→ **TASK OBJECTIVE**: In the listing, locate the line containing "What data populates", then quote it and all following lines exactly. Omit pictures.

→ **LISTED ENTRIES**:
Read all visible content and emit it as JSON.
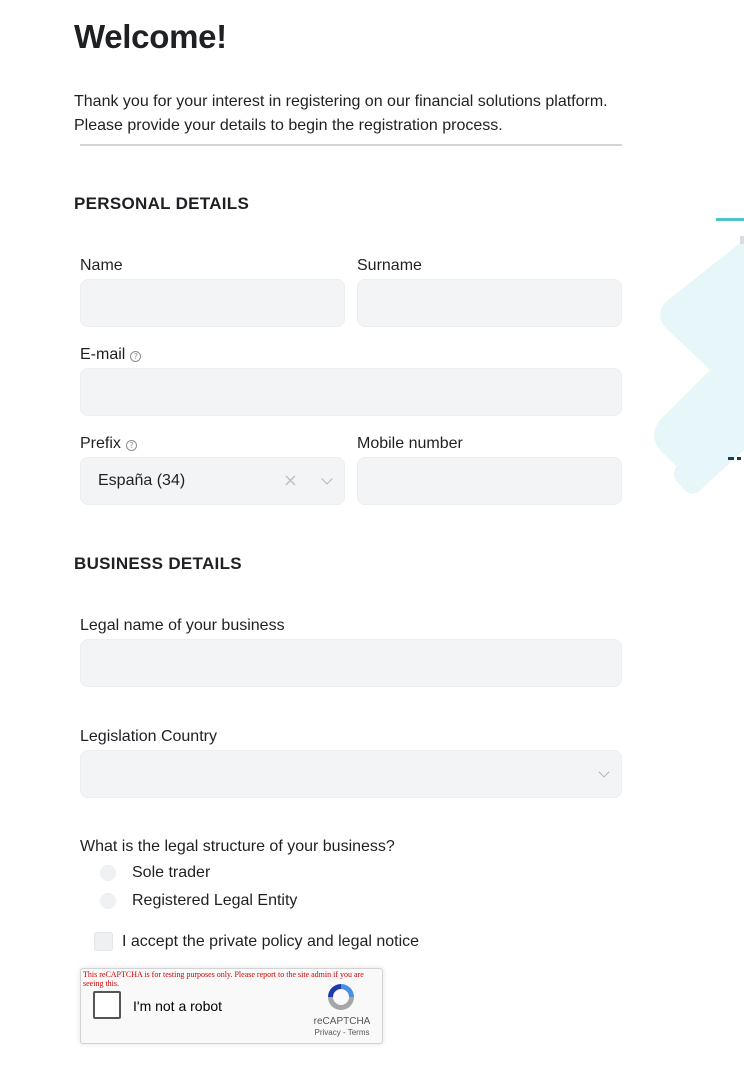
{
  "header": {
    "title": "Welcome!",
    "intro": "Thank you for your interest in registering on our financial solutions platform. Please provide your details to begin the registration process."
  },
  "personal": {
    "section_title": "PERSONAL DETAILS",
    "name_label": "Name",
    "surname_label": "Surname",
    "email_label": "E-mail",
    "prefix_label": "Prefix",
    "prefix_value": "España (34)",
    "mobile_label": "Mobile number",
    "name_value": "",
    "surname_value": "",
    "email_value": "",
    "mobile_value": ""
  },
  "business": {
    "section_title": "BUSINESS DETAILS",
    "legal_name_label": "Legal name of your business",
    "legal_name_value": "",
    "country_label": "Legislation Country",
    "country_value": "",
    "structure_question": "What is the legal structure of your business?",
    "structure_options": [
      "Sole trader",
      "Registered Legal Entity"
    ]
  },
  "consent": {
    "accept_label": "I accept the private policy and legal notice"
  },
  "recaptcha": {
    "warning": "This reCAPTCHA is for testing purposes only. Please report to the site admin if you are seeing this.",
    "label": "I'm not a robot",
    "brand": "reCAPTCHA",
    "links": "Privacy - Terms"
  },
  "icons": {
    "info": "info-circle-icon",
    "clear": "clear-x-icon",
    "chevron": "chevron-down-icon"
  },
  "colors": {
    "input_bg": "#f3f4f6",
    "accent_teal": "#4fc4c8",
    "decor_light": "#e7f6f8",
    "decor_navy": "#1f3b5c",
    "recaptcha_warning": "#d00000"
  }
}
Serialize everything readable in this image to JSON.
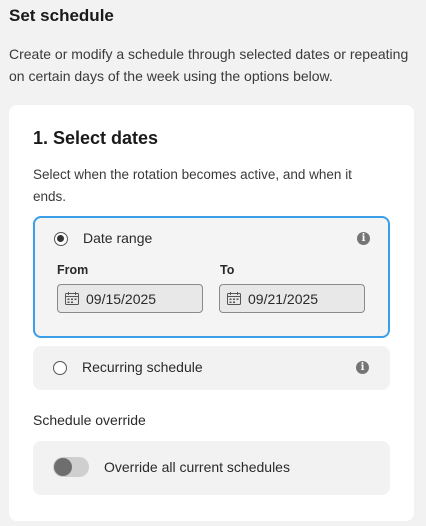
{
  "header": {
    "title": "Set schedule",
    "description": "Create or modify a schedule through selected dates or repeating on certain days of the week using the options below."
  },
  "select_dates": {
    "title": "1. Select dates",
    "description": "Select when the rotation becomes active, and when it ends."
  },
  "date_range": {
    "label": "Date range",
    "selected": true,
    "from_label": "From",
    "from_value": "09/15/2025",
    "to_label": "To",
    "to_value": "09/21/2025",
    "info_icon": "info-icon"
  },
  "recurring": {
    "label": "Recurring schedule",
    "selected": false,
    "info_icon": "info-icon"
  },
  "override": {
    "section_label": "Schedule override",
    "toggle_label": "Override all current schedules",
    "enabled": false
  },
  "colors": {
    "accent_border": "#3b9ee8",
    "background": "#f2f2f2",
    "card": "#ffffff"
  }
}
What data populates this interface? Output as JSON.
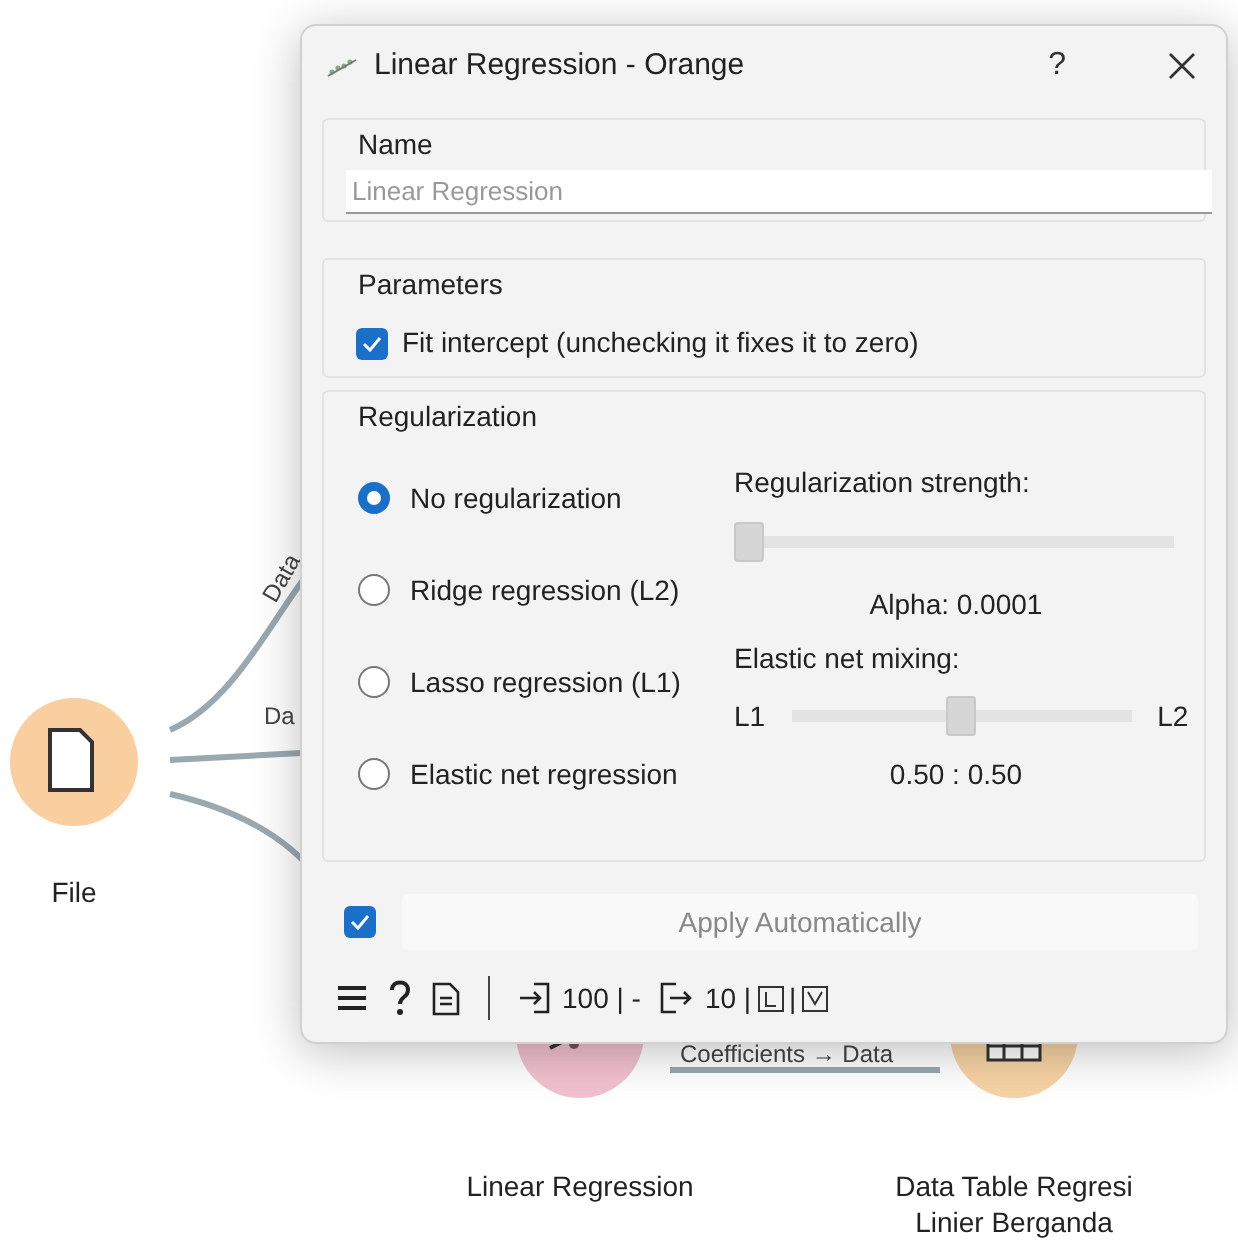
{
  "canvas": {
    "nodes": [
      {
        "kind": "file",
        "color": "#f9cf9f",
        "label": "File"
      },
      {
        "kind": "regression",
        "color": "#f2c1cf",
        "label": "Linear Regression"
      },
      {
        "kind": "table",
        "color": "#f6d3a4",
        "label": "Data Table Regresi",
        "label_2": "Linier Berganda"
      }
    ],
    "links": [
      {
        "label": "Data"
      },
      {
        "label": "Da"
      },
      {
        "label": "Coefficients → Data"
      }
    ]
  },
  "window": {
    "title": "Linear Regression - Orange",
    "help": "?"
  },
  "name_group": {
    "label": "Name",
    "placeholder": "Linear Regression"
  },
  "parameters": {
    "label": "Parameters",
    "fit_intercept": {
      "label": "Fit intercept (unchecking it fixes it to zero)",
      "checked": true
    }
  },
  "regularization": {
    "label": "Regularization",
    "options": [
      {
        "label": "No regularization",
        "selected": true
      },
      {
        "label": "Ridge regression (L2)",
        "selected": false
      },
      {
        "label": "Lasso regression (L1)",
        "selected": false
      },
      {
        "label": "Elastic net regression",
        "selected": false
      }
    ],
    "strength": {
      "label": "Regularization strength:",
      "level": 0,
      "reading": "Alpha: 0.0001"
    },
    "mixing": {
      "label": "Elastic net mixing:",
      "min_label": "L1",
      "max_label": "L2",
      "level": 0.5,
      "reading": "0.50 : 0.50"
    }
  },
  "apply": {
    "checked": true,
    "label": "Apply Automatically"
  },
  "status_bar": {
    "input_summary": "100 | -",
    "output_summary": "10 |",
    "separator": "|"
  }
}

→ **WRITTEN REPLY**:
What data populates this interface? Output as JSON.
{
  "canvas": {
    "nodes": [
      {
        "kind": "file",
        "color": "#f9cf9f",
        "label": "File"
      },
      {
        "kind": "regression",
        "color": "#f2c1cf",
        "label": "Linear Regression"
      },
      {
        "kind": "table",
        "color": "#f6d3a4",
        "label": "Data Table Regresi",
        "label_2": "Linier Berganda"
      }
    ],
    "links": [
      {
        "label": "Data"
      },
      {
        "label": "Da"
      },
      {
        "label": "Coefficients → Data"
      }
    ]
  },
  "window": {
    "title": "Linear Regression - Orange",
    "help": "?"
  },
  "name_group": {
    "label": "Name",
    "placeholder": "Linear Regression"
  },
  "parameters": {
    "label": "Parameters",
    "fit_intercept": {
      "label": "Fit intercept (unchecking it fixes it to zero)",
      "checked": true
    }
  },
  "regularization": {
    "label": "Regularization",
    "options": [
      {
        "label": "No regularization",
        "selected": true
      },
      {
        "label": "Ridge regression (L2)",
        "selected": false
      },
      {
        "label": "Lasso regression (L1)",
        "selected": false
      },
      {
        "label": "Elastic net regression",
        "selected": false
      }
    ],
    "strength": {
      "label": "Regularization strength:",
      "level": 0,
      "reading": "Alpha: 0.0001"
    },
    "mixing": {
      "label": "Elastic net mixing:",
      "min_label": "L1",
      "max_label": "L2",
      "level": 0.5,
      "reading": "0.50 : 0.50"
    }
  },
  "apply": {
    "checked": true,
    "label": "Apply Automatically"
  },
  "status_bar": {
    "input_summary": "100 | -",
    "output_summary": "10 |",
    "separator": "|"
  }
}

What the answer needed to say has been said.